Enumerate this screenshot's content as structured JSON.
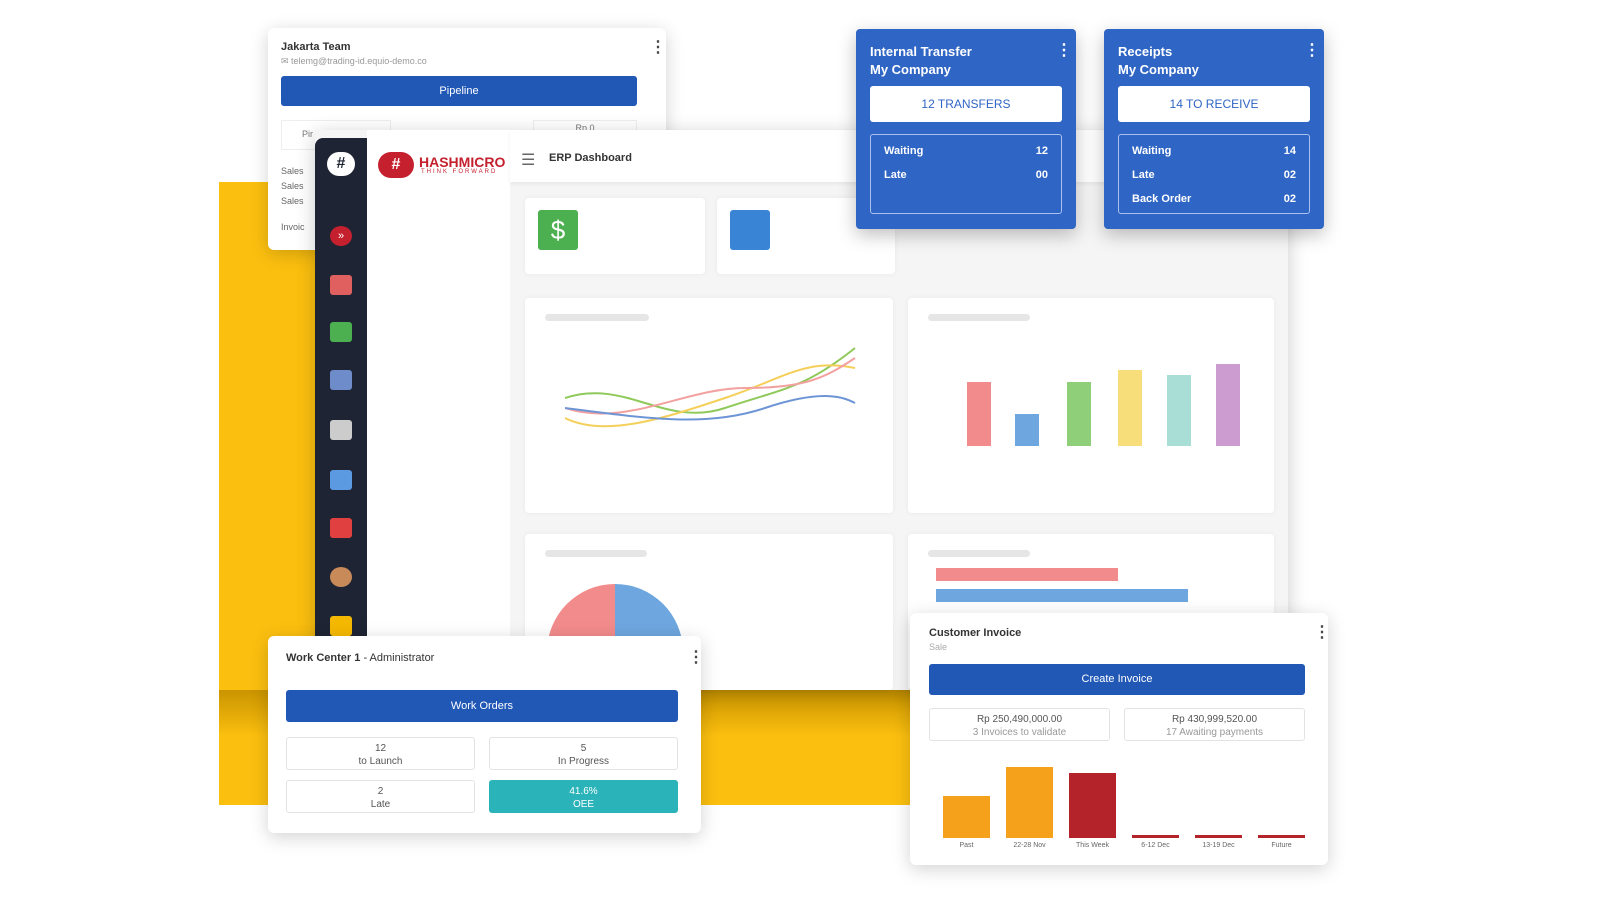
{
  "jakarta": {
    "title": "Jakarta Team",
    "email": "telemg@trading-id.equio-demo.co",
    "button": "Pipeline",
    "tab1": "Pir",
    "tab3": "Rp 0",
    "rows": [
      "Sales",
      "Sales",
      "Sales"
    ],
    "invoice": "Invoic"
  },
  "dashboard": {
    "brand": "HASHMICRO",
    "tagline": "THINK FORWARD",
    "title": "ERP Dashboard"
  },
  "transfer": {
    "title": "Internal Transfer",
    "company": "My Company",
    "button": "12 TRANSFERS",
    "rows": [
      {
        "label": "Waiting",
        "value": "12"
      },
      {
        "label": "Late",
        "value": "00"
      }
    ]
  },
  "receipts": {
    "title": "Receipts",
    "company": "My Company",
    "button": "14 TO RECEIVE",
    "rows": [
      {
        "label": "Waiting",
        "value": "14"
      },
      {
        "label": "Late",
        "value": "02"
      },
      {
        "label": "Back Order",
        "value": "02"
      }
    ]
  },
  "workcenter": {
    "title": "Work Center 1",
    "role": "- Administrator",
    "button": "Work Orders",
    "stats": [
      {
        "value": "12",
        "label": "to Launch"
      },
      {
        "value": "5",
        "label": "In Progress"
      },
      {
        "value": "2",
        "label": "Late"
      },
      {
        "value": "41.6%",
        "label": "OEE"
      }
    ]
  },
  "invoice": {
    "title": "Customer Invoice",
    "subtitle": "Sale",
    "button": "Create Invoice",
    "stats": [
      {
        "value": "Rp 250,490,000.00",
        "label": "3 Invoices to validate"
      },
      {
        "value": "Rp 430,999,520.00",
        "label": "17 Awaiting payments"
      }
    ]
  },
  "chart_data": {
    "type": "bar",
    "categories": [
      "Past",
      "22-28 Nov",
      "This Week",
      "6-12 Dec",
      "13-19 Dec",
      "Future"
    ],
    "values": [
      37,
      62,
      57,
      3,
      3,
      3
    ],
    "colors": [
      "#f5a11c",
      "#f5a11c",
      "#b5232a",
      "#b5232a",
      "#b5232a",
      "#b5232a"
    ]
  },
  "colors": {
    "accent": "#2158b5",
    "yellow": "#fbbf0f",
    "teal": "#2ab3b8",
    "sidebar": "#1e2433"
  }
}
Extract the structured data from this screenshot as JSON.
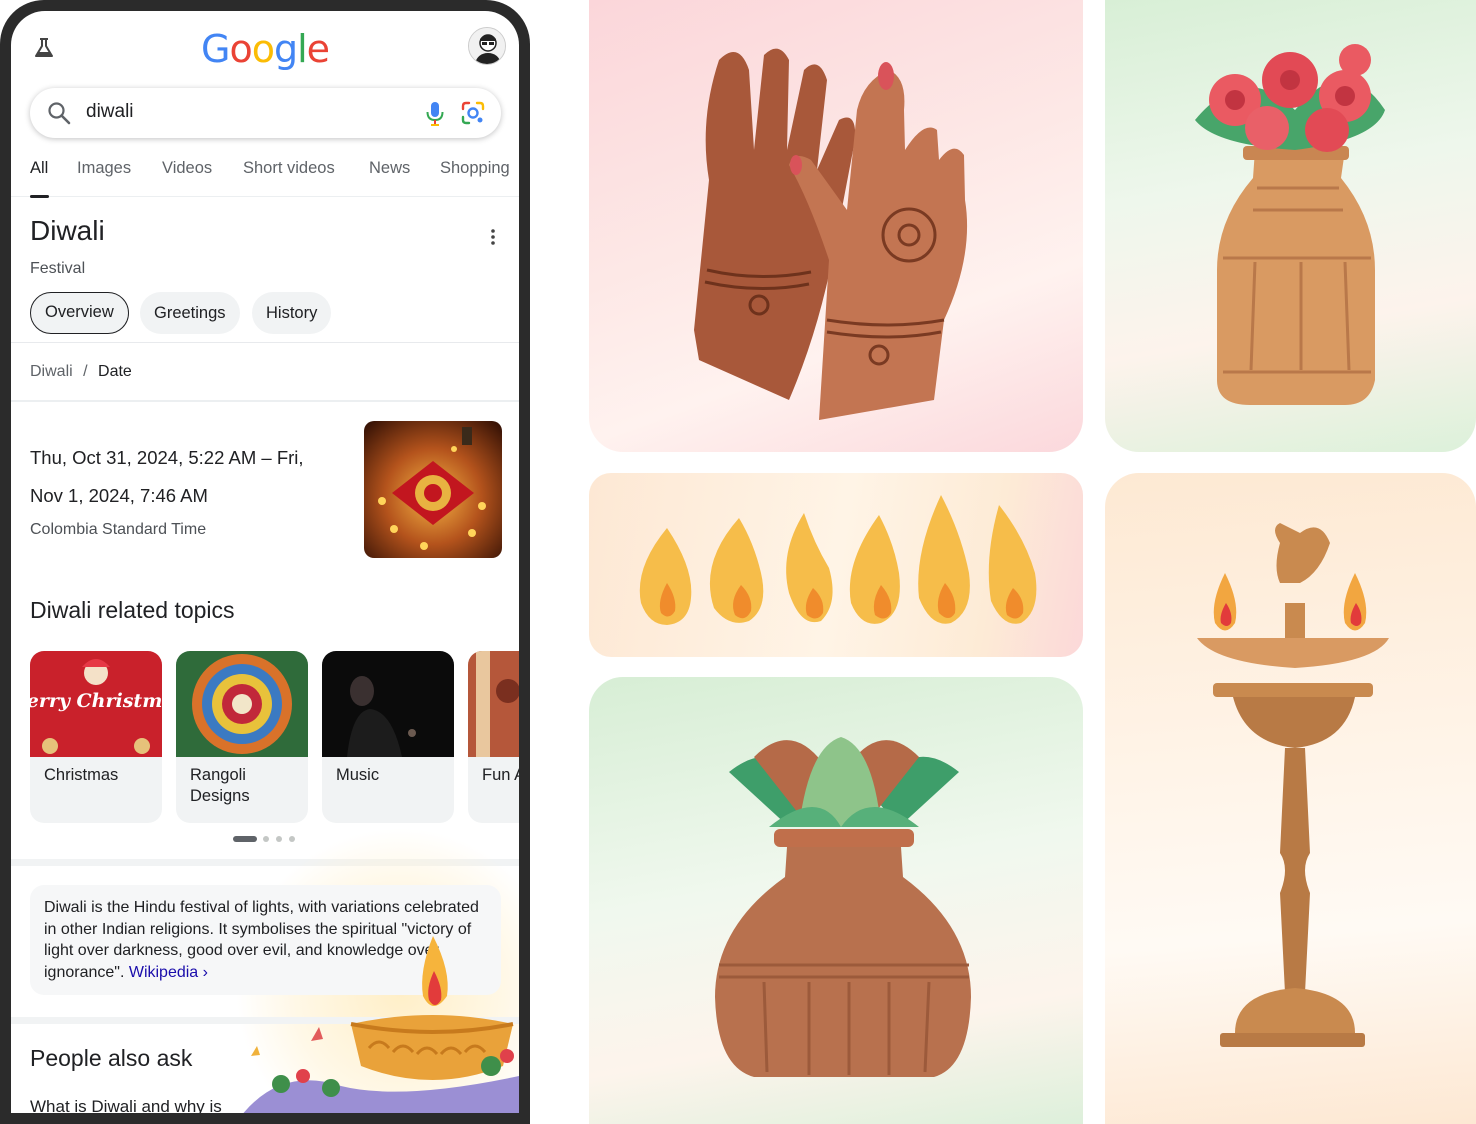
{
  "search": {
    "query": "diwali"
  },
  "logo": {
    "letters": [
      "G",
      "o",
      "o",
      "g",
      "l",
      "e"
    ],
    "colors": [
      "#4285F4",
      "#EA4335",
      "#FBBC05",
      "#4285F4",
      "#34A853",
      "#EA4335"
    ]
  },
  "tabs": [
    {
      "label": "All",
      "active": true
    },
    {
      "label": "Images"
    },
    {
      "label": "Videos"
    },
    {
      "label": "Short videos"
    },
    {
      "label": "News"
    },
    {
      "label": "Shopping"
    }
  ],
  "knowledge_panel": {
    "title": "Diwali",
    "subtitle": "Festival",
    "chips": [
      "Overview",
      "Greetings",
      "History"
    ],
    "breadcrumb": {
      "parent": "Diwali",
      "separator": "/",
      "current": "Date"
    },
    "date_line1": "Thu, Oct 31, 2024, 5:22 AM – Fri,",
    "date_line2": "Nov 1, 2024, 7:46 AM",
    "timezone": "Colombia Standard Time"
  },
  "related": {
    "title": "Diwali related topics",
    "topics": [
      {
        "label": "Christmas",
        "image_text": "merry Christmas"
      },
      {
        "label": "Rangoli Designs"
      },
      {
        "label": "Music"
      },
      {
        "label": "Fun Activ"
      }
    ]
  },
  "description": {
    "text": "Diwali is the Hindu festival of lights, with variations celebrated in other Indian religions. It symbolises the spiritual \"victory of light over darkness, good over evil, and knowledge over ignorance\". ",
    "link": "Wikipedia ›"
  },
  "people_also_ask": {
    "title": "People also ask",
    "first_question": "What is Diwali and why is"
  },
  "colors": {
    "accent_blue": "#1a0dab",
    "tile_pink": "#fde3e4",
    "tile_green": "#e3f2e1",
    "tile_peach": "#fdebd6",
    "terracotta": "#b8714e"
  }
}
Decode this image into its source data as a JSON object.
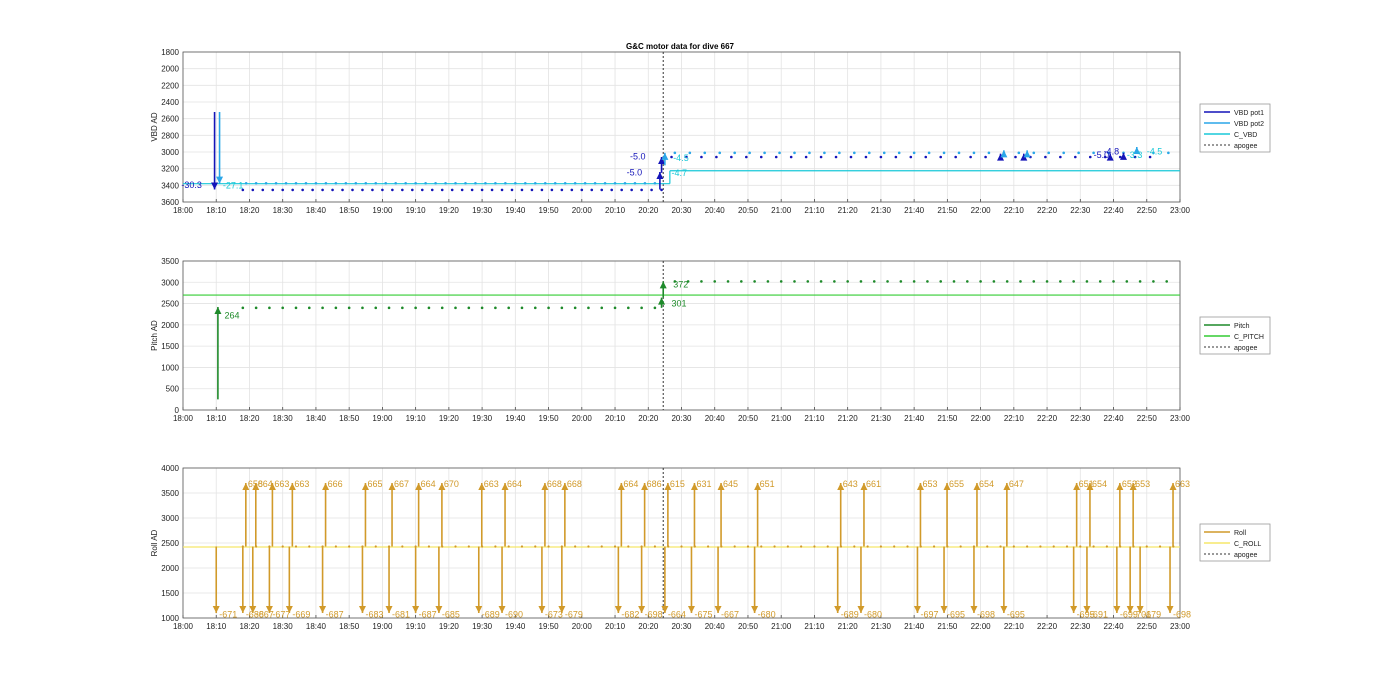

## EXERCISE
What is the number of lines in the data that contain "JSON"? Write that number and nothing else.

## SOLVED PROBLEM
3